Below are the records; copy each line in them that holds the word "JSON".

[[ Given records, beginning ]]

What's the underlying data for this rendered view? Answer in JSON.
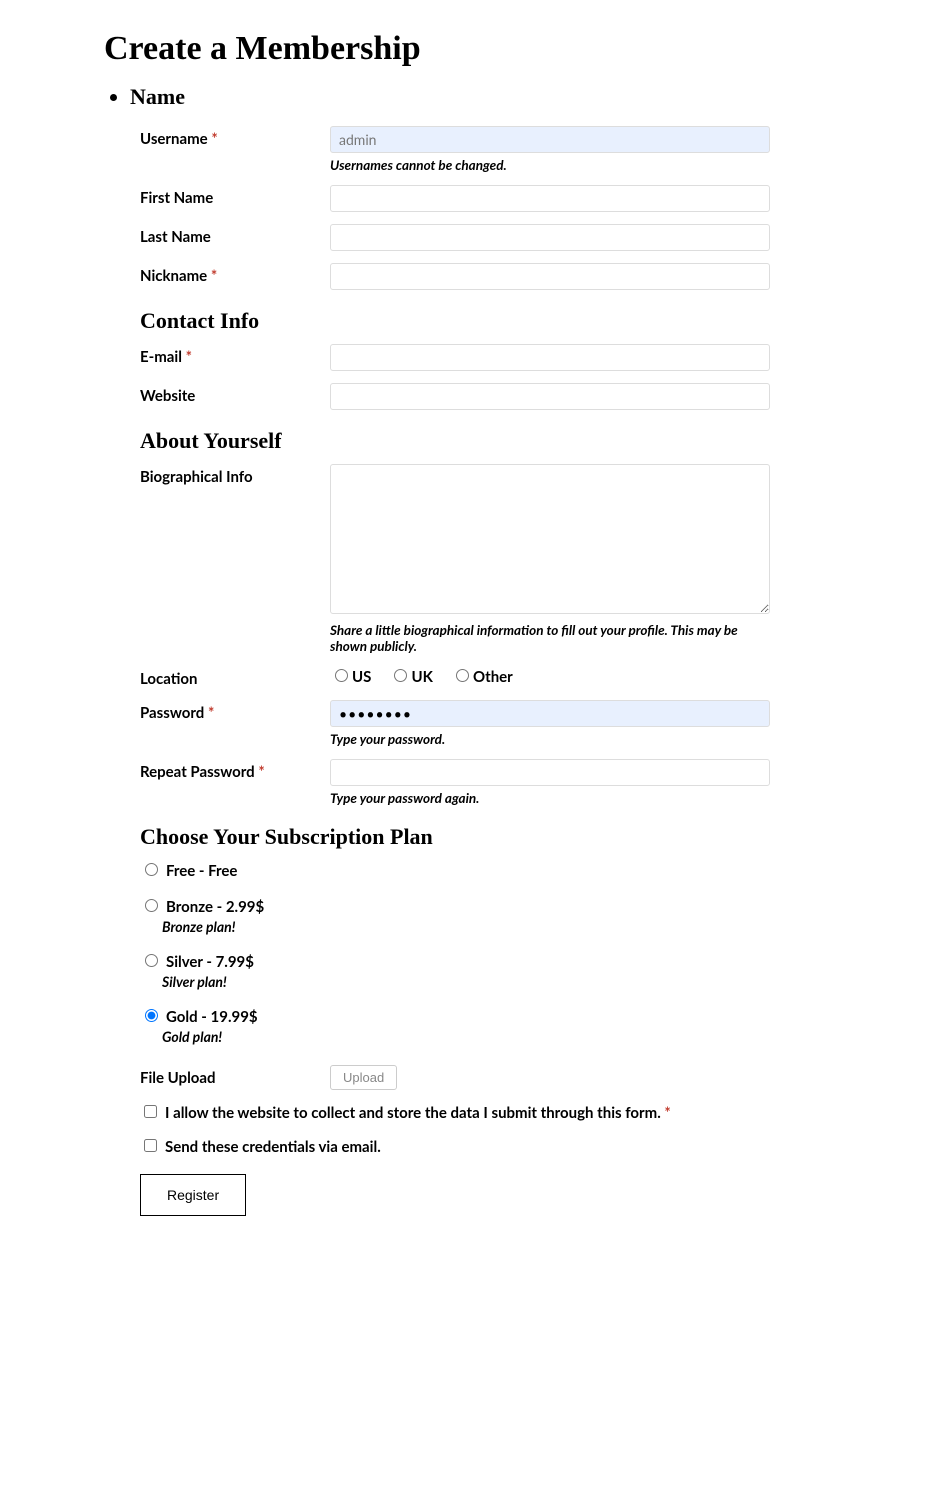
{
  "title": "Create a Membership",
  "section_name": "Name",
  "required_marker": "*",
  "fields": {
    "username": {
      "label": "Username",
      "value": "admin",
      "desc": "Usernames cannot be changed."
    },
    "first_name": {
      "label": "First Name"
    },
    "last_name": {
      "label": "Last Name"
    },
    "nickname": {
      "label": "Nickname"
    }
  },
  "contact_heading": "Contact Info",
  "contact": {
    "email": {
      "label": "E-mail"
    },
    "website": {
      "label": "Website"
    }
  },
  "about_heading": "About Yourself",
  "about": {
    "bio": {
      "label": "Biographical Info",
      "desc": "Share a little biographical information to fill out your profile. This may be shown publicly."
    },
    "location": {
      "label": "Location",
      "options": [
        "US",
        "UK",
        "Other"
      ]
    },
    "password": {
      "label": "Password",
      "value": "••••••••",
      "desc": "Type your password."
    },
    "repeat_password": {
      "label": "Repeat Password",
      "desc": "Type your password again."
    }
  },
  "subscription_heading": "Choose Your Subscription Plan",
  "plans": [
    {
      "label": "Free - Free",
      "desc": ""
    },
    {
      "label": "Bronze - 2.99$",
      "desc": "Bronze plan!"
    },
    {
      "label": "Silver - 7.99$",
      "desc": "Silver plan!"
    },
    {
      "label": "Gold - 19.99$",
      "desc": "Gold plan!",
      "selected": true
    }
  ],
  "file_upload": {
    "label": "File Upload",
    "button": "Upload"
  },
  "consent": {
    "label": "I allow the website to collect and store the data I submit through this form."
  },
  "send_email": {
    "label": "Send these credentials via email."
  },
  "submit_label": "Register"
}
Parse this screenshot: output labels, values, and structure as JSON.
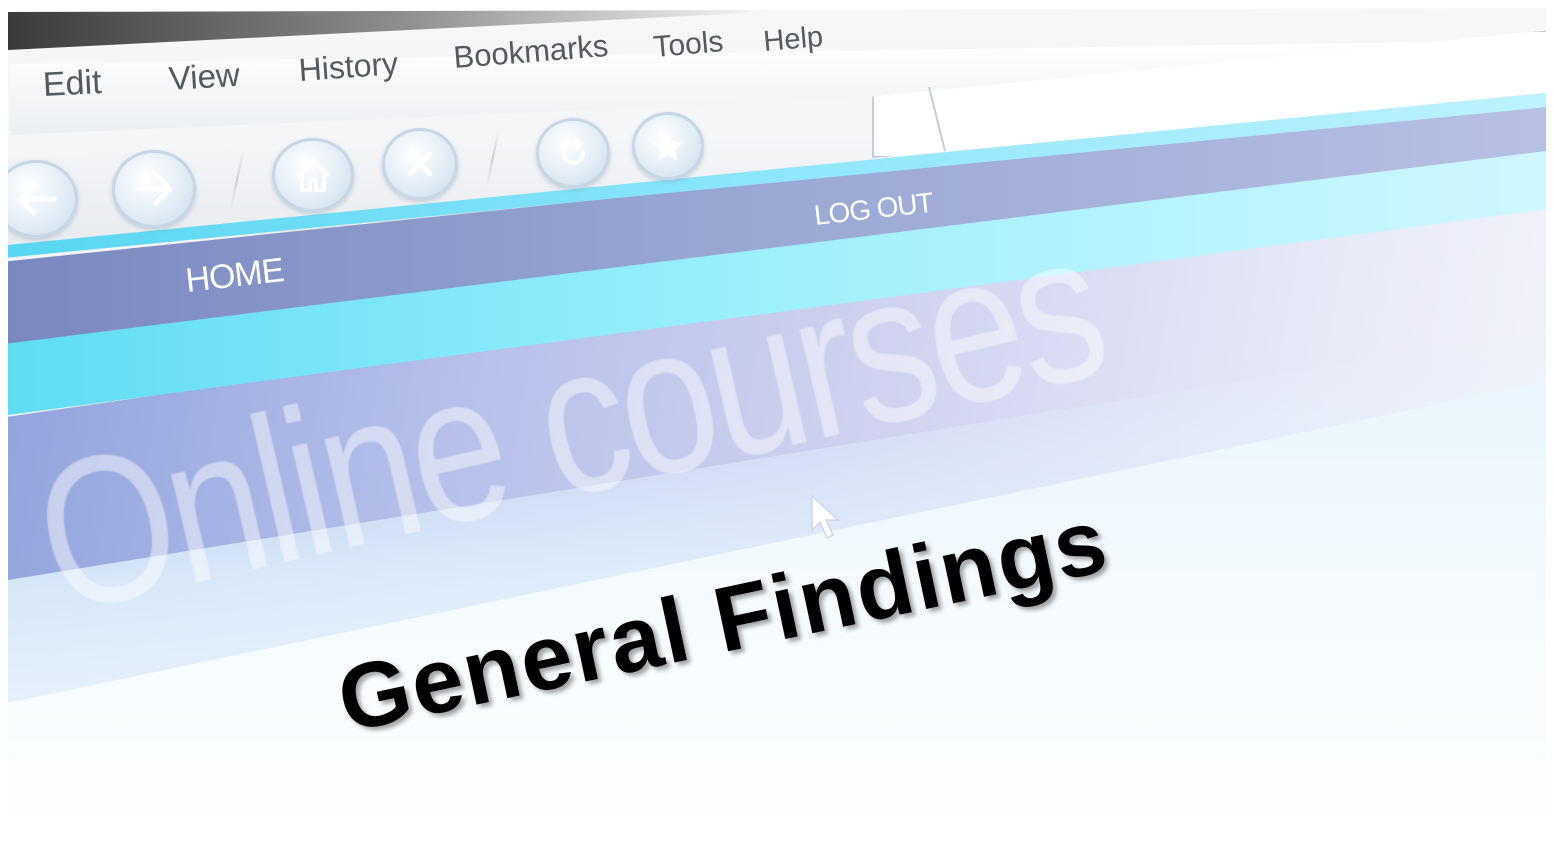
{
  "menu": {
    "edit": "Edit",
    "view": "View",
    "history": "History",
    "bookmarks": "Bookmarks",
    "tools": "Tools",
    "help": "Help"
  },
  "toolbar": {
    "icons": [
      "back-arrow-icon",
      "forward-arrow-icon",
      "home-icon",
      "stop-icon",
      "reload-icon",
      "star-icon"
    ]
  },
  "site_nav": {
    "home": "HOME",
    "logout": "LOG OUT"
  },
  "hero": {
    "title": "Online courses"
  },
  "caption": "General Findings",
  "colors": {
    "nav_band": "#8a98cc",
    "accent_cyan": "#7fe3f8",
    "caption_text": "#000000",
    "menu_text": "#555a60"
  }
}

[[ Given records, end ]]
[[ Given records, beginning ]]

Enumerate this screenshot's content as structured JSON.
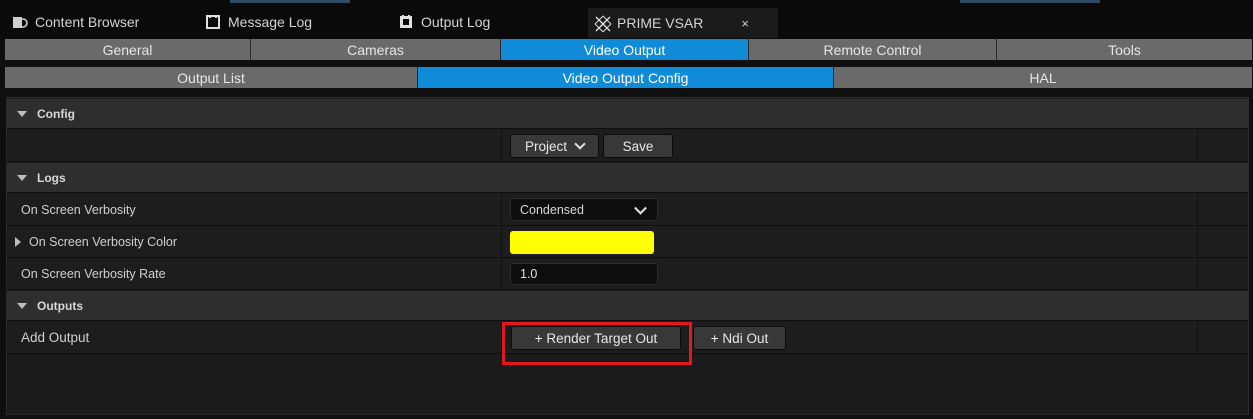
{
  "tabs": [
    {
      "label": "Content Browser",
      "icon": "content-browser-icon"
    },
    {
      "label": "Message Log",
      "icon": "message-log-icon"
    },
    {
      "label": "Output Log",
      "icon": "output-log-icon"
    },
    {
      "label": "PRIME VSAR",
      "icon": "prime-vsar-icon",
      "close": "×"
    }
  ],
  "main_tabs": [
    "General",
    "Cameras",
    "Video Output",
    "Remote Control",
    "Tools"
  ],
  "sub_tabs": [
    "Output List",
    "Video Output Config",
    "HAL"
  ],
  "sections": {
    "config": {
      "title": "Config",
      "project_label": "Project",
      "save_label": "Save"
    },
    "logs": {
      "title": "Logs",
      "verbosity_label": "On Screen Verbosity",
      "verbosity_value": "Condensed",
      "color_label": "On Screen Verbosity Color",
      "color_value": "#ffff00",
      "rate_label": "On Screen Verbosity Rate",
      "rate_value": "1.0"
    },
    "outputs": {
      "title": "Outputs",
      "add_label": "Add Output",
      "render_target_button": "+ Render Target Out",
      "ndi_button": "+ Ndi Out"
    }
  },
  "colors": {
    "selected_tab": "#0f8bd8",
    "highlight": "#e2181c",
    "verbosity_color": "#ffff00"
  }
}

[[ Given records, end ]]
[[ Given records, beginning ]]

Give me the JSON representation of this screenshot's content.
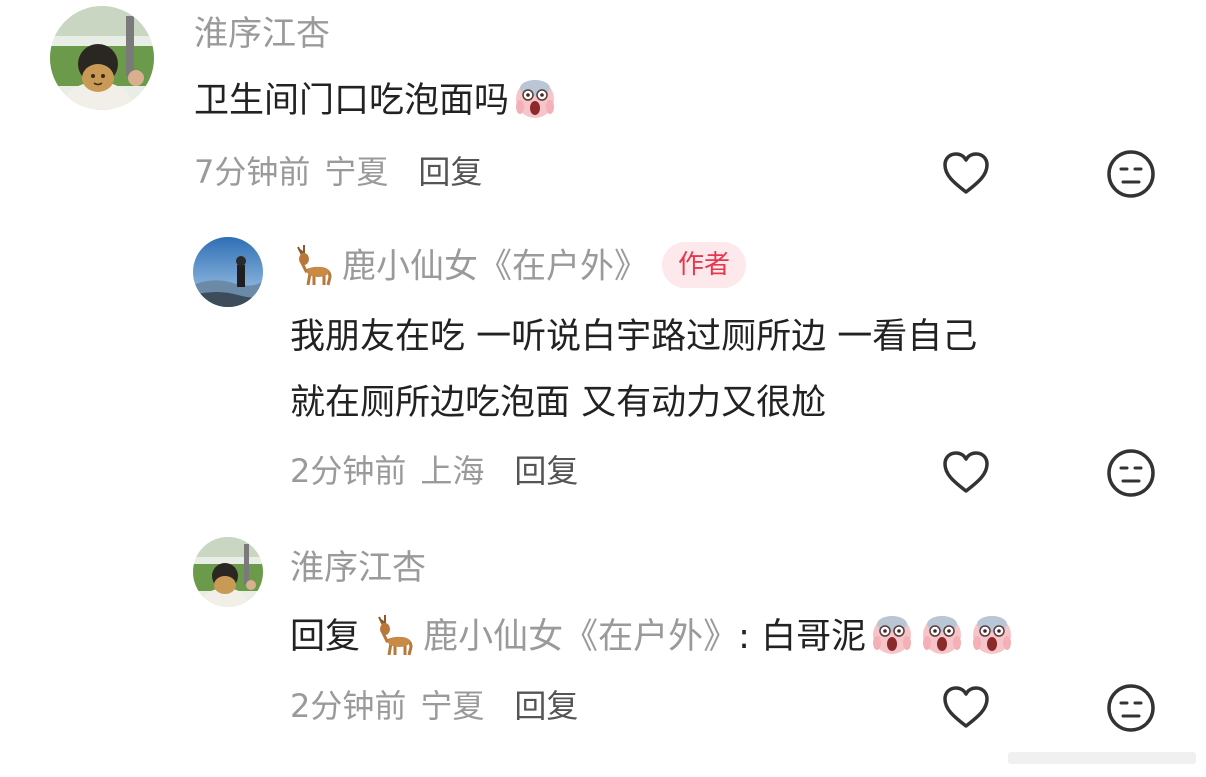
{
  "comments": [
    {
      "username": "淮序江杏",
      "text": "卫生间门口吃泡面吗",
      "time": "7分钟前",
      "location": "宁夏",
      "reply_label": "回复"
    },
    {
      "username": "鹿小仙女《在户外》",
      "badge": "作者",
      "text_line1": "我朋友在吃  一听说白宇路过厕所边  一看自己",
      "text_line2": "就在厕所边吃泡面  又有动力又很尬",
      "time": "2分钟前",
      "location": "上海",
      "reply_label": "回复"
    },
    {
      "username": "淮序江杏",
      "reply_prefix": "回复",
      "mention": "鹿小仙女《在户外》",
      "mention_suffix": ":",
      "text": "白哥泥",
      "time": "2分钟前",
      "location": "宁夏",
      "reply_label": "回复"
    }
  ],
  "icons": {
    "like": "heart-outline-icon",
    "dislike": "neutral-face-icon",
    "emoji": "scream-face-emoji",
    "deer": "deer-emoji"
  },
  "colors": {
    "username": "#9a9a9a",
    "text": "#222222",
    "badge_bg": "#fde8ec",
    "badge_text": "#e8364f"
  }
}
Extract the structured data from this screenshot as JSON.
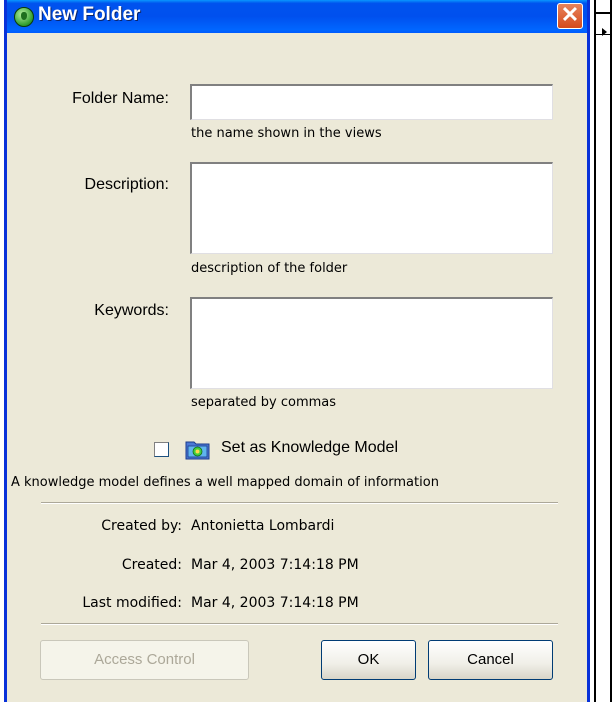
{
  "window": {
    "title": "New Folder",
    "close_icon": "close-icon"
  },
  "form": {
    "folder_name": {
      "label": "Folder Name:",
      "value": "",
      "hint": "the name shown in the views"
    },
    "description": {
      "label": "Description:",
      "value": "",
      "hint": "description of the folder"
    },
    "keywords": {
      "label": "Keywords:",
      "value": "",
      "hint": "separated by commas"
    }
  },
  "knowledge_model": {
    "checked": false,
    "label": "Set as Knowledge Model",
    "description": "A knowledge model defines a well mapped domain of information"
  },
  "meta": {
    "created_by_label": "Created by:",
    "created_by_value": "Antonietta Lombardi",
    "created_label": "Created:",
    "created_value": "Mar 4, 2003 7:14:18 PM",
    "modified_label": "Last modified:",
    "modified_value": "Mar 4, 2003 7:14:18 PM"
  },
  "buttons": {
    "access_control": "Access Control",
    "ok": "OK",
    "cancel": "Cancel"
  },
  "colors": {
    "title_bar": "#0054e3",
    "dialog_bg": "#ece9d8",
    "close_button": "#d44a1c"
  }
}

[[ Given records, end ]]

- Result of this task -
What's the underlying data for this rendered view? Answer in JSON.
Parse this screenshot: output labels, values, and structure as JSON.
Enumerate this screenshot's content as structured JSON.
Give me the JSON representation of this screenshot's content.
Extract the structured data from this screenshot as JSON.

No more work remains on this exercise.